WORK TASK —
The lines to find are those in the entries that hold the word "text"; copy every one of them.

───── SUPPLIED ENTRIES

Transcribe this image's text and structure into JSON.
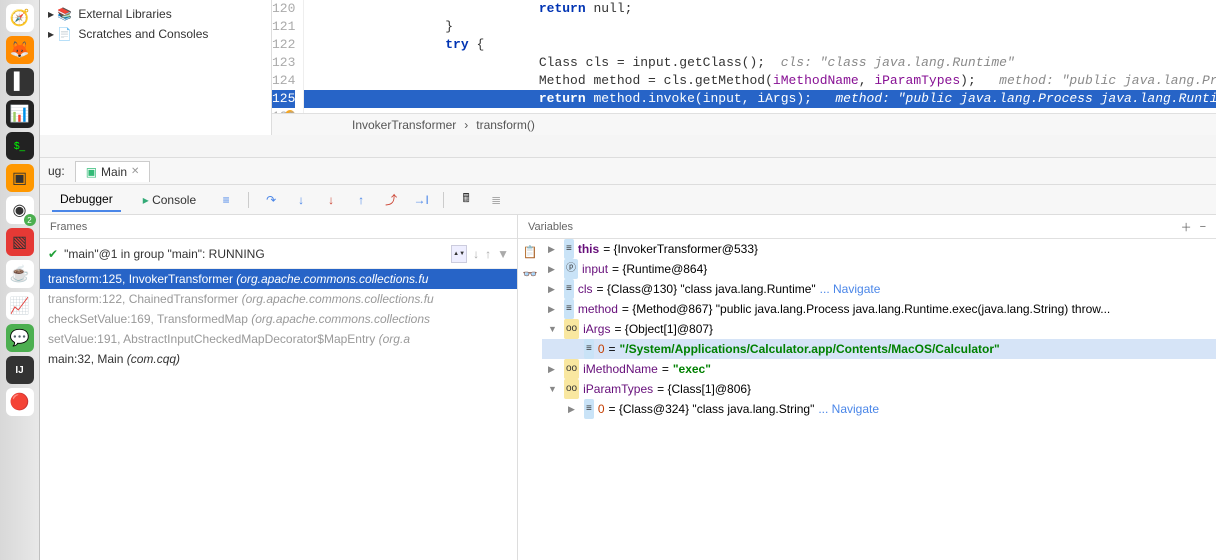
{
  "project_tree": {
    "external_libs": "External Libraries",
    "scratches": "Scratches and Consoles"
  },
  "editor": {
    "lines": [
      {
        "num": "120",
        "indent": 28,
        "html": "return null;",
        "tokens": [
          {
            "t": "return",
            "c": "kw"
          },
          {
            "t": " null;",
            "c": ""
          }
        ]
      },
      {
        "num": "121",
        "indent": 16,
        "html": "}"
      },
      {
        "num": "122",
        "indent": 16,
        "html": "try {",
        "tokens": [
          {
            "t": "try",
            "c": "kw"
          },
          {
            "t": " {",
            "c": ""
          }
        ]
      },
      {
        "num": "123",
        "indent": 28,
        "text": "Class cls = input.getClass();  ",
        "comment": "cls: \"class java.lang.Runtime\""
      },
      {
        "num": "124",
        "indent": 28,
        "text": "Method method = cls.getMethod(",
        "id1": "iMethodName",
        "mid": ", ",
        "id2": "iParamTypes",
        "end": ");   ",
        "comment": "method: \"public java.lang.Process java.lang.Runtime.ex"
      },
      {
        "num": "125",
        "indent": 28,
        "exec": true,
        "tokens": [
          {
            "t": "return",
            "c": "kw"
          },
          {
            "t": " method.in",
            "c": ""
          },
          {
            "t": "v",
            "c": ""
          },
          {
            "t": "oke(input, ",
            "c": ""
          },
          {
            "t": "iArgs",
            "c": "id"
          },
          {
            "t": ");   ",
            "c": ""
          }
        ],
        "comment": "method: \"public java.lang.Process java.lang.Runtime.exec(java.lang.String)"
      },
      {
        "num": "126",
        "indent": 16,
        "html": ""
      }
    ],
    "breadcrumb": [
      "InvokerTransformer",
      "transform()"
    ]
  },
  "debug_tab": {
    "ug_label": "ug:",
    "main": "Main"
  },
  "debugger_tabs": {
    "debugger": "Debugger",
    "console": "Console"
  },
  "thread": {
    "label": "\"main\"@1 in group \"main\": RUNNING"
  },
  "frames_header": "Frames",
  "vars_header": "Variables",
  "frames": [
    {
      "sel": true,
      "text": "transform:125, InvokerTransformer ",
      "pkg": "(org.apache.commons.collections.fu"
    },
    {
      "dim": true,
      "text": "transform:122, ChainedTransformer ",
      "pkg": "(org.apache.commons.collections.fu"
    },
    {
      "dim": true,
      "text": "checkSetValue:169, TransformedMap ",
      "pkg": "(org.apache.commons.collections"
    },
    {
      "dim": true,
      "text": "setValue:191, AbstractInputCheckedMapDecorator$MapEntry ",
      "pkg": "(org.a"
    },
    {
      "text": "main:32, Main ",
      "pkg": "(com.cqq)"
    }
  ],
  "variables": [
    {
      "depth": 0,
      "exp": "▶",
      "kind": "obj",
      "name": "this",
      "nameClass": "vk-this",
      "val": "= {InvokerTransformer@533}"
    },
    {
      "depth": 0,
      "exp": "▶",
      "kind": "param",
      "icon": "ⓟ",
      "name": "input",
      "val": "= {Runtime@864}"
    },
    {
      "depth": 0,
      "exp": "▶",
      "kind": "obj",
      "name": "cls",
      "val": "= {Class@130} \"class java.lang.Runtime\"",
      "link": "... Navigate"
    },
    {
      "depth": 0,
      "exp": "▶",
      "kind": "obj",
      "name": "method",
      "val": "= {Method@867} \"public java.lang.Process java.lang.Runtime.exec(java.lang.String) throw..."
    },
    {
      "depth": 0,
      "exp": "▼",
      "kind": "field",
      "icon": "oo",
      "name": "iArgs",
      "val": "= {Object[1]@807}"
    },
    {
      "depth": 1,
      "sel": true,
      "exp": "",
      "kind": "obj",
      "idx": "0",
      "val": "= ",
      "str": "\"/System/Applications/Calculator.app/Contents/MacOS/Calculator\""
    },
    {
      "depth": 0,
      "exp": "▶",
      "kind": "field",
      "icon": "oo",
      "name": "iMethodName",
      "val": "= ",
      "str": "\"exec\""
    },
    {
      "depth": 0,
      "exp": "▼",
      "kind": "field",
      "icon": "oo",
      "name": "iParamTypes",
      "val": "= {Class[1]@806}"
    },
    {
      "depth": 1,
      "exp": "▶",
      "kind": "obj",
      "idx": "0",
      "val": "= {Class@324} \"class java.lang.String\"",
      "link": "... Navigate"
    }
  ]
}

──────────
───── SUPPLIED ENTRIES

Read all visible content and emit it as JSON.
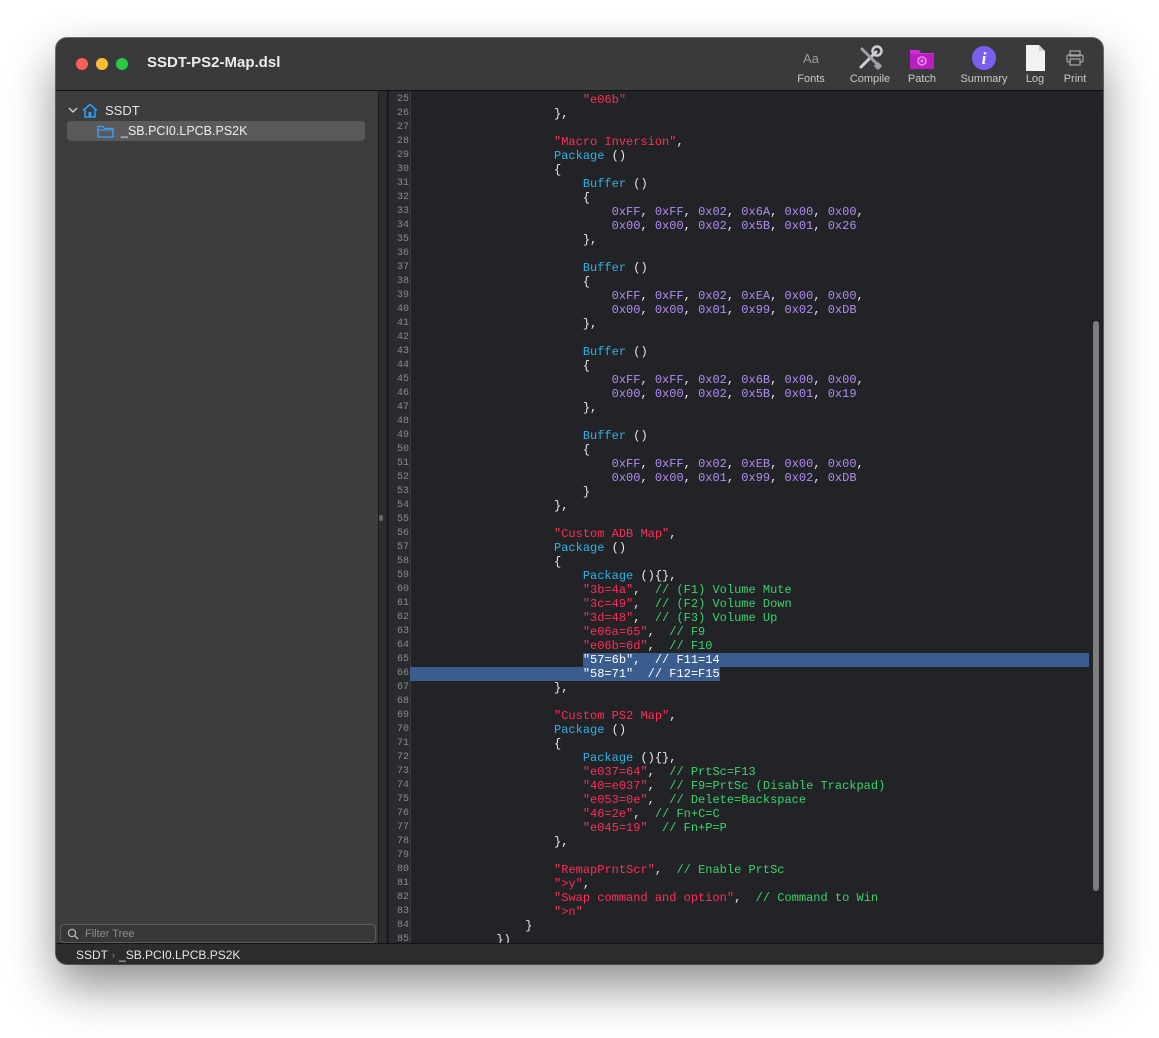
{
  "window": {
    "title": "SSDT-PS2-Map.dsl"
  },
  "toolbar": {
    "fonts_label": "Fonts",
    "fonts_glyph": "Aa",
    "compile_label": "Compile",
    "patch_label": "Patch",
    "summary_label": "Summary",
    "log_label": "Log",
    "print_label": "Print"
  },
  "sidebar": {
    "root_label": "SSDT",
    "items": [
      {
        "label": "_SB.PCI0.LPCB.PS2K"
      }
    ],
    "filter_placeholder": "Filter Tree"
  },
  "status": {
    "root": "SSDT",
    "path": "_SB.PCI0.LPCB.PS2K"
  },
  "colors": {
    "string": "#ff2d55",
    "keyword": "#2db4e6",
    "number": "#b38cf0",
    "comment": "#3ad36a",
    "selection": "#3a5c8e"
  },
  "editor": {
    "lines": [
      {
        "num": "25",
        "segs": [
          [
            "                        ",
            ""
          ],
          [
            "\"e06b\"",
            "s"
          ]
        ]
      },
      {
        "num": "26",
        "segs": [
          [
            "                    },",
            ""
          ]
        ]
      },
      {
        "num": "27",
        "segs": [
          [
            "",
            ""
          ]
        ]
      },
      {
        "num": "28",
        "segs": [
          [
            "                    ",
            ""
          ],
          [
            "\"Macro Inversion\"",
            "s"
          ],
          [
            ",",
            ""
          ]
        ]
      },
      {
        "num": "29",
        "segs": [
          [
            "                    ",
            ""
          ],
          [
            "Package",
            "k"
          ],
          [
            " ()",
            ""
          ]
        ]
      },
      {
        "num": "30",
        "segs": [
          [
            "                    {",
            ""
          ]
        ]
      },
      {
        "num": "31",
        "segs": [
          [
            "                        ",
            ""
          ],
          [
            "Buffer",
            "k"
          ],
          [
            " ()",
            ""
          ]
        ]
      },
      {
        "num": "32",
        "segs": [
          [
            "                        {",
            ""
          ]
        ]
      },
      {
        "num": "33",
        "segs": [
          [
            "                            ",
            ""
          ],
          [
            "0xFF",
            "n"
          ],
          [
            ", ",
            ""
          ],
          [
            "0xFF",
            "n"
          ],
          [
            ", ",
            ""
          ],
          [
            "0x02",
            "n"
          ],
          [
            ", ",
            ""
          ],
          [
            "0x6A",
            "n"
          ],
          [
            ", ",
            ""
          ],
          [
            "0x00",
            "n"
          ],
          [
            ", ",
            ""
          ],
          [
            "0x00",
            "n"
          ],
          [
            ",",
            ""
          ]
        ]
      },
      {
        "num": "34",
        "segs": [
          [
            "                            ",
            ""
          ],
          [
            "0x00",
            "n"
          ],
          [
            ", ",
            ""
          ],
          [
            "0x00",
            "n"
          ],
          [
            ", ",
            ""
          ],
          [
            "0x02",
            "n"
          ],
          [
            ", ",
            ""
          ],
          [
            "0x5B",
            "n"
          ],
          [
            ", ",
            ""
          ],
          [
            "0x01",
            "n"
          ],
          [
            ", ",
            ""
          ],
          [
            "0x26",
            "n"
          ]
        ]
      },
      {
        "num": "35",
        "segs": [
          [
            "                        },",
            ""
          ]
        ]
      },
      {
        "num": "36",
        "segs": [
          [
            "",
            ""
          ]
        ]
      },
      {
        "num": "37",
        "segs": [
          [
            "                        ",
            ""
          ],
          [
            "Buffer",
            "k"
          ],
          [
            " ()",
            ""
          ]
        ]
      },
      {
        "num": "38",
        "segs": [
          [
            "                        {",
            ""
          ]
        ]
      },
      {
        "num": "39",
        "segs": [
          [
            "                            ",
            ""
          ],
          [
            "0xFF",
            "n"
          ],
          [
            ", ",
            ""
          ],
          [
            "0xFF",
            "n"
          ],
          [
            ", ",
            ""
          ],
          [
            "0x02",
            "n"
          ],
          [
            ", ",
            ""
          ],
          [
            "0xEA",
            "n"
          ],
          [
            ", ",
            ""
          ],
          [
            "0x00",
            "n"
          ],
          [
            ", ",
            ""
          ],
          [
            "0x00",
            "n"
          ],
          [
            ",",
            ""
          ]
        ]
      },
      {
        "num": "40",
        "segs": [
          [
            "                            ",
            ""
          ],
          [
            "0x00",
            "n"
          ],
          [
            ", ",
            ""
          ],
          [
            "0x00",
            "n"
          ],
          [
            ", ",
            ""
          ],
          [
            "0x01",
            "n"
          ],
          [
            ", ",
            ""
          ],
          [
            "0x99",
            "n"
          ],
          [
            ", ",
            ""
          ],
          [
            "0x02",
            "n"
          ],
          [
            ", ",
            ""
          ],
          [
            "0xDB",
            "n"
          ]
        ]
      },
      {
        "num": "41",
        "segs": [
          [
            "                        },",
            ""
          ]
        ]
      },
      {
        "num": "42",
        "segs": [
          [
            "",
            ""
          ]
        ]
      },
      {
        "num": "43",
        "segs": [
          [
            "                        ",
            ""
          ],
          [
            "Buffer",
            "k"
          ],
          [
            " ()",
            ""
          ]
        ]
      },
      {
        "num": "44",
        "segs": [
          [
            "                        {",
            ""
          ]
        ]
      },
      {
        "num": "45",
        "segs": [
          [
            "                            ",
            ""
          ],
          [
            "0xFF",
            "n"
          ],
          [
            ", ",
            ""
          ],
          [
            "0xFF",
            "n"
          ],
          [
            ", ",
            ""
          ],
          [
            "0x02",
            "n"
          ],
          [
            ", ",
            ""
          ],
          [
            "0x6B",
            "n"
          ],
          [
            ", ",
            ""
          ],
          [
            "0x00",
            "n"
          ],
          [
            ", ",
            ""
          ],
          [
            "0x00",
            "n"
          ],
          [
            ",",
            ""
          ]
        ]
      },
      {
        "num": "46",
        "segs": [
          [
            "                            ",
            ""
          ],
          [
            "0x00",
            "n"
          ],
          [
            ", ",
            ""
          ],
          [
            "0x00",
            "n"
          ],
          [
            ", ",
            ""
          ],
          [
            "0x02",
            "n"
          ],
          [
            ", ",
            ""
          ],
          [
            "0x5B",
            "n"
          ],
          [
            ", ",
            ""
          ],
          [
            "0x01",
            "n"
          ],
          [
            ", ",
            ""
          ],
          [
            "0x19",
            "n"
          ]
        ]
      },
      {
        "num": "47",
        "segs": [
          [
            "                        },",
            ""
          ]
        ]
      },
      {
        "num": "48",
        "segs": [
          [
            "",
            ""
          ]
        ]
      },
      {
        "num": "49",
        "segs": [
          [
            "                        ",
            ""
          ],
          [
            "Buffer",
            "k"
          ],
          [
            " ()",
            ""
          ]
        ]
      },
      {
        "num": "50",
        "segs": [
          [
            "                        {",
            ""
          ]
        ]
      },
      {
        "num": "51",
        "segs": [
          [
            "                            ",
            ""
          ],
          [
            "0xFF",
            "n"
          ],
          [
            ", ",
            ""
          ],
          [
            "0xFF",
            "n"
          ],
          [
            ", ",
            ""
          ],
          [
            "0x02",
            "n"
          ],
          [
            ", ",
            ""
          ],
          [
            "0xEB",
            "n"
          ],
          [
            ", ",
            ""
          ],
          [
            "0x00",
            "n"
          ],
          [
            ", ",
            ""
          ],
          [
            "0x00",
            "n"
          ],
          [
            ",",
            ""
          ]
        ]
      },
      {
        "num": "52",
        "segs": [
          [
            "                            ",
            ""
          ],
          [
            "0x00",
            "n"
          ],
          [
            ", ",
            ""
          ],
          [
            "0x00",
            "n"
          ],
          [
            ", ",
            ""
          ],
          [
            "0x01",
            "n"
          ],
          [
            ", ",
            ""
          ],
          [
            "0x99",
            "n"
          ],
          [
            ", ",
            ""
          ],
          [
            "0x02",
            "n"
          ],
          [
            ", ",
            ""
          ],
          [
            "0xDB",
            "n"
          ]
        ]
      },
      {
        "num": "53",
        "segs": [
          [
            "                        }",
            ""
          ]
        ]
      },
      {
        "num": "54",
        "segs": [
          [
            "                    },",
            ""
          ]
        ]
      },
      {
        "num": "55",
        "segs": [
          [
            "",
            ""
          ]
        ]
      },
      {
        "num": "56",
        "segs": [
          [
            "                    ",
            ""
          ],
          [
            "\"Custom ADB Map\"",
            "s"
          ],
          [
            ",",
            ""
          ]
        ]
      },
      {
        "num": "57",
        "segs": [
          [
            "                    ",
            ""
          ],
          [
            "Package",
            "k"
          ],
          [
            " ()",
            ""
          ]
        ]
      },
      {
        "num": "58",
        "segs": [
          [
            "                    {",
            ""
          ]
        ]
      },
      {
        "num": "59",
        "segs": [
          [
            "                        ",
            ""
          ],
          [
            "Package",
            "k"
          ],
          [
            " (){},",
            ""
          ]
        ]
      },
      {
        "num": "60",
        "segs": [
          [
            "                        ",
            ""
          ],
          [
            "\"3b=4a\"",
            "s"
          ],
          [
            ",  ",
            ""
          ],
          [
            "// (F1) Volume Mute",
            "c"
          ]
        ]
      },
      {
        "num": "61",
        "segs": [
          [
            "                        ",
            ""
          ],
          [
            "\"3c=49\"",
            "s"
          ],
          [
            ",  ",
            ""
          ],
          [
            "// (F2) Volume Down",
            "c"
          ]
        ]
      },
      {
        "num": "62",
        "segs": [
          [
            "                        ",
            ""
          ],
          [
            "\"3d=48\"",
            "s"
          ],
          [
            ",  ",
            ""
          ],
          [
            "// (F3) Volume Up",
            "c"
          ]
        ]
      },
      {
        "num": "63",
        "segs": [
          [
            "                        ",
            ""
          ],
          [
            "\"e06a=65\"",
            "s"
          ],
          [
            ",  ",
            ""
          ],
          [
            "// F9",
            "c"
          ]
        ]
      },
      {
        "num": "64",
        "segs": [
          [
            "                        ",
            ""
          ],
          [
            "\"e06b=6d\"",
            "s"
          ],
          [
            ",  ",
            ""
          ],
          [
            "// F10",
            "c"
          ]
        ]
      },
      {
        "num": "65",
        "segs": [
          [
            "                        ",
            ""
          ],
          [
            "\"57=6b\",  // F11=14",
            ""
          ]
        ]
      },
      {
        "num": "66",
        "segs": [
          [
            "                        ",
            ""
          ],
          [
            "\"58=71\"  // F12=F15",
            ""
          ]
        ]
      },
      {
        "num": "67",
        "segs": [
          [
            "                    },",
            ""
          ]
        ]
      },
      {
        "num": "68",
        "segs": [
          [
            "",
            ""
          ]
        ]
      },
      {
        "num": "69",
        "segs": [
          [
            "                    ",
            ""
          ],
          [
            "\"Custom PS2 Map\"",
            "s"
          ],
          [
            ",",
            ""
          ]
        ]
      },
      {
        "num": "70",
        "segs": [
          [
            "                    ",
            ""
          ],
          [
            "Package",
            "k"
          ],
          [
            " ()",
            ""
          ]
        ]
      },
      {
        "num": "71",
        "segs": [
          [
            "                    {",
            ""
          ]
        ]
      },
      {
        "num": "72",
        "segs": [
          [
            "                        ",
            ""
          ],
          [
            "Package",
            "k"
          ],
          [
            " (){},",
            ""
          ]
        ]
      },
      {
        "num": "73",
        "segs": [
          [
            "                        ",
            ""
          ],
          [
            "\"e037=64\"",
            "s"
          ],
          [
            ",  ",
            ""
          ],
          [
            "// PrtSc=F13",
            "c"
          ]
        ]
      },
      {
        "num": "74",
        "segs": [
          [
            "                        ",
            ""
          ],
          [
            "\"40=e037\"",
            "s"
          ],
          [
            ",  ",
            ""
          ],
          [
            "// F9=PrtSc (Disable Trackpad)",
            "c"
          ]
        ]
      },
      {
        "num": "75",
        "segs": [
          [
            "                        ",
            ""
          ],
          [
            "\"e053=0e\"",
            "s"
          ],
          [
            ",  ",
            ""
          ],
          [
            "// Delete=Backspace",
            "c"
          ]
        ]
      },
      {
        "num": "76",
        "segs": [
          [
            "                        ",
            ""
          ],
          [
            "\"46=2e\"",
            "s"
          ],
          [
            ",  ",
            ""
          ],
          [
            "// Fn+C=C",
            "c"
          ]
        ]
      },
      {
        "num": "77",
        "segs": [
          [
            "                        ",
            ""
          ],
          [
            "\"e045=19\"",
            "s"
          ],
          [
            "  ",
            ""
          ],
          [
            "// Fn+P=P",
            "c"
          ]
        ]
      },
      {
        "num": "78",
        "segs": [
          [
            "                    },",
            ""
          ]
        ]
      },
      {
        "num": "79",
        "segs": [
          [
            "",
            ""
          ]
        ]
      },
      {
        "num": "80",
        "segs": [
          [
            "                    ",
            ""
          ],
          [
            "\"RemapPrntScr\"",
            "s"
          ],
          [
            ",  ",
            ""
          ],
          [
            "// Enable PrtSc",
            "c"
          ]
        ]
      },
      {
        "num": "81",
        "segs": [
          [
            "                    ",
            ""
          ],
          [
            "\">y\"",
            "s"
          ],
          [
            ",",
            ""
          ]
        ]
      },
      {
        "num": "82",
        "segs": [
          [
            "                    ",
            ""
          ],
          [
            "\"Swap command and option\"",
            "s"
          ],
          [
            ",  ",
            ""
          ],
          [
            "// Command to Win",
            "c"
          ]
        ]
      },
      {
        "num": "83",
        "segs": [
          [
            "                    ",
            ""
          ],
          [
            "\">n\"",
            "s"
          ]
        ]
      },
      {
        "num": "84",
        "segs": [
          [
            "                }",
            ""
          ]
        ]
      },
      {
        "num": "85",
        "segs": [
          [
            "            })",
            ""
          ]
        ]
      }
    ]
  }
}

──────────

WRITTEN ANSWER —
Transcribe this image's text and structure into JSON.
        "text": "Class cls = input.getClass();  ",
        "text": "Method method = cls.getMethod(",
      "text": "transform:125, InvokerTransformer ",
      "text": "transform:122, ChainedTransformer ",
      "text": "checkSetValue:169, TransformedMap ",
      "text": "setValue:191, AbstractInputCheckedMapDecorator$MapEntry ",
      "text": "main:32, Main ",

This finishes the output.